Magnetic Resonance Imaging (MRI)
This scan lets doctors see inside your body without using radiation. Instead, MRIs use magnets and radio waves. An MRI shows clear views of your soft tissues. It can show cancer and other problems.
Before you have an MRI, you have to remove your glasses, jewelry, hearing aids, dentures and other items. People who have certain types of medical implants can't have an MRI. You'll be asked about your medical history to make sure it's safe for you. You may be given a gown and hearing protection to wear. Medicine may be used to relax you. You may be given a special dye to drink, or given it through an IV needle or other method. The dye helps the scanner see things in your body more clearly.
To begin your scan, you lie on a table that slides into the MRI machine. The machine is a big tube that's open on both ends. When it starts, you hear loud banging and humming noises. Those sounds are made by the magnet. There aren't any moving parts around your body. You must stay perfectly still so the machine can get a clear view. A scan usually takes 15 minutes to an hour. If you move during the scan, the images will be blurry and it may need to be redone. A technician in a room next to you will watch you and the images being taken. The technician will talk to you through a speaker to let you know what is happening during your scan.

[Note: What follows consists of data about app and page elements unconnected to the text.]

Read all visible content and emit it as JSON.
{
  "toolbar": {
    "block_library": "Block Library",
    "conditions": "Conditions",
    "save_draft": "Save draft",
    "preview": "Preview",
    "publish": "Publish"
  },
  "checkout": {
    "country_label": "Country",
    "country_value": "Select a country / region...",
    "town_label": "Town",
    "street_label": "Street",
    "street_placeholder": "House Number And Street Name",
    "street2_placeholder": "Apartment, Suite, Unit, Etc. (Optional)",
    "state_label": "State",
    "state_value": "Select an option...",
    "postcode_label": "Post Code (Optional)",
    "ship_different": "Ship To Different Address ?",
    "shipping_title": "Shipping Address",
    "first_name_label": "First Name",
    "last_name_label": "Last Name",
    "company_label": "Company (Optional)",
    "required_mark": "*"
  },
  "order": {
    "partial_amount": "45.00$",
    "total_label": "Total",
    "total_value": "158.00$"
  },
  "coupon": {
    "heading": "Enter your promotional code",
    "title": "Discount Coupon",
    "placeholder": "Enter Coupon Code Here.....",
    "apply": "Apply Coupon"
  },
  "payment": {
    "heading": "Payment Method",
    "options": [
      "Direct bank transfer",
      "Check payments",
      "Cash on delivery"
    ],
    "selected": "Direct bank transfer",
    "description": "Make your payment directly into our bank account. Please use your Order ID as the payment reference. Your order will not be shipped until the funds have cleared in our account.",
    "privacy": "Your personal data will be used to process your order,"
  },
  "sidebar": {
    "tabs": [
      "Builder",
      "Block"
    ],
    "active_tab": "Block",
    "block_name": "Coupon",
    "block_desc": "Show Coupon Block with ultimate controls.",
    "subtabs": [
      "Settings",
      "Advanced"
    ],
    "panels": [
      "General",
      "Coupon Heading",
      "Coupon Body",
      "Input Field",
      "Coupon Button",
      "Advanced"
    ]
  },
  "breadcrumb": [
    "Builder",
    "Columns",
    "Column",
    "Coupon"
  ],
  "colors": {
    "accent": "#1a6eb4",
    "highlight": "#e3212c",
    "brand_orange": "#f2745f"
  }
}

When your MRI is done, you can go home. Doctors will review the images and will talk to you about them at a follow-up appointment.